By Tom Groening
Castine is as rich in history as any town on Maine’s coast. The island-like body of land jutting into east Penobscot Bay was occupied and fought over by the French, Dutch, English, and Americans, and even played a key, but disastrous role in the fledgling nation’s war for independence.
But an exhibit put together by the Castine Historical Society tells the story of the town’s heyday in the early to mid-19th century, a period that also is rich in international connections, but based on trade, not war.
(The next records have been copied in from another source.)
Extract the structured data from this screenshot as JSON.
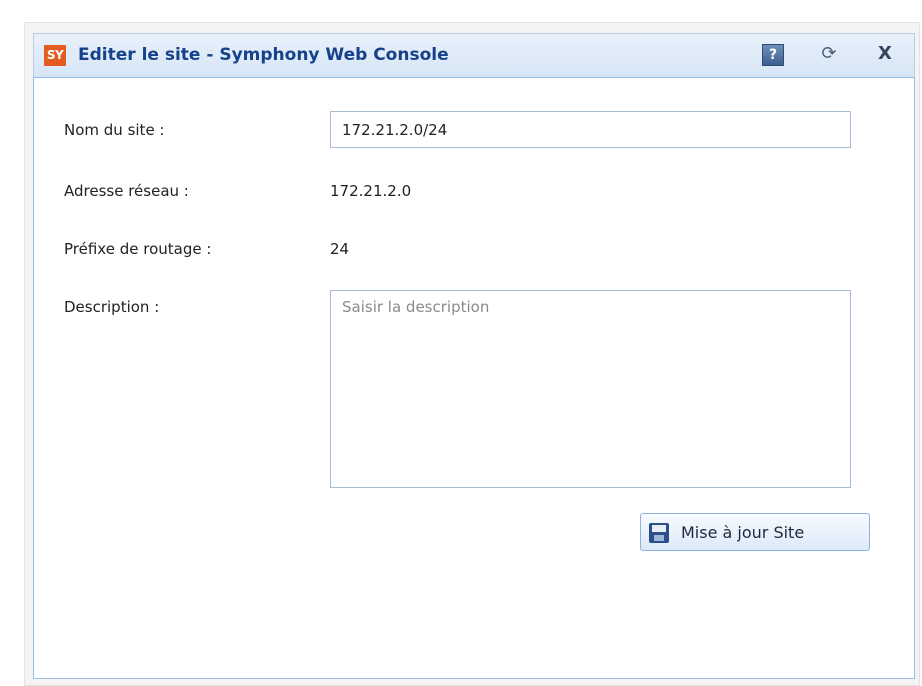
{
  "dialog": {
    "logo_text": "SY",
    "title": "Editer le site - Symphony Web Console",
    "help_icon_glyph": "?",
    "refresh_icon_glyph": "⟳",
    "close_icon_glyph": "X"
  },
  "form": {
    "site_name_label": "Nom du site :",
    "site_name_value": "172.21.2.0/24",
    "network_address_label": "Adresse réseau :",
    "network_address_value": "172.21.2.0",
    "routing_prefix_label": "Préfixe de routage :",
    "routing_prefix_value": "24",
    "description_label": "Description :",
    "description_value": "",
    "description_placeholder": "Saisir la description",
    "update_button_label": "Mise à jour Site"
  },
  "colors": {
    "title_text": "#15428b",
    "logo_bg": "#e35b1e",
    "input_border": "#a8bcd8",
    "panel_border": "#99bbe8"
  }
}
Risky Business: Square-Rigged Ships and Salted Fish, which opened June 10, has been two years in the making, explained the historical society’s Lisa Simpson Lutts. The idea was born when Richard Ames, a decendant of the multi-generational Whitney family of Castine, and himself a long-time summer resident, began inventorying and researching the family’s artifacts.
“Like any good New England family, they never threw anything out,” joked Lutts, and she and historical society curator Paige Lilly are glad they did not. Ames, an amateur but enthusiastic historian, had written a 60-plus page paper on what his research turned up with the collection, and asked the historical society to publish it in its newsletter.
“We realized he had done a very good job,” Lutts said, putting the family collection into a larger, historical context, and so the idea for the exhibit was born.
“Unbeknownst to many, Castine was a major shipbuilding town,” she said, with schooners, barks, and brigantines constructed along the half-mile of shore from the site of today’s Maine Maritime Academy northward.
“There were 18 four-masted, square-rigged ships built here,” Lutts said, “and many of them have fascinating stories.” Those stories drive the exhibit.
In addition to building ships, Castine was the center of Penobscot Bay’s fishing industry from the early 1800s through the Civil War, she said.
The town also enjoyed a prosperous “trade triangle,” with its ships hauling salted fish to ports like Charleston, S.C., and New Orleans, much of it going to feeding slaves. The ships took on cotton, and then sailed to ports like Liverpool in England, where textile mills purchased that cargo, and the Castine ships loaded up on salt, which had been extracted there and was carried back to Maine to preserve fish.
The “risky” business came in traversing the expanse of water within the triangle, where severe weather, slow communications, navigational hazards, competition for cargo and crew, illness, war, politics, and even pirates were threats.
While ships from other ports, like nearby Searsport, traveled to trade in east Asia, Castine square-rigged ships did not.
“Castine was a very prosperous town,” Lutts said, and the homes built during those years are evidence of that success. A dozen active wharves punctuated the waterfront, and chandleries proliferated.
“It was a very cosmopolitan village,” she added, and a variety of languages could be heard along the shore, a sometimes dangerous place, but one which drew the town’s young boys, looking for a taste of adventure, she said.
The good times ended with the Civil War. Northern ships were no longer welcome in southern ports, and, since England favored the southern states, doing business in Liverpool became difficult.
The exhibit—in the historic Abbott School at 17 School Street, Castine—is open, free of charge, daily from June 10 to Sept. 2; Monday-Saturday, 10 a.m. to 4 p.m. and Sunday 1-4 p.m. Sept. 6-Oct. 14 the exhibit is open Friday, Saturday and Monday, 10 a.m. to 4 p.m. and Sunday 1-4 p.m. The historical society is hosting a series of related lectures; see: www.castinehistoricalsociety.org.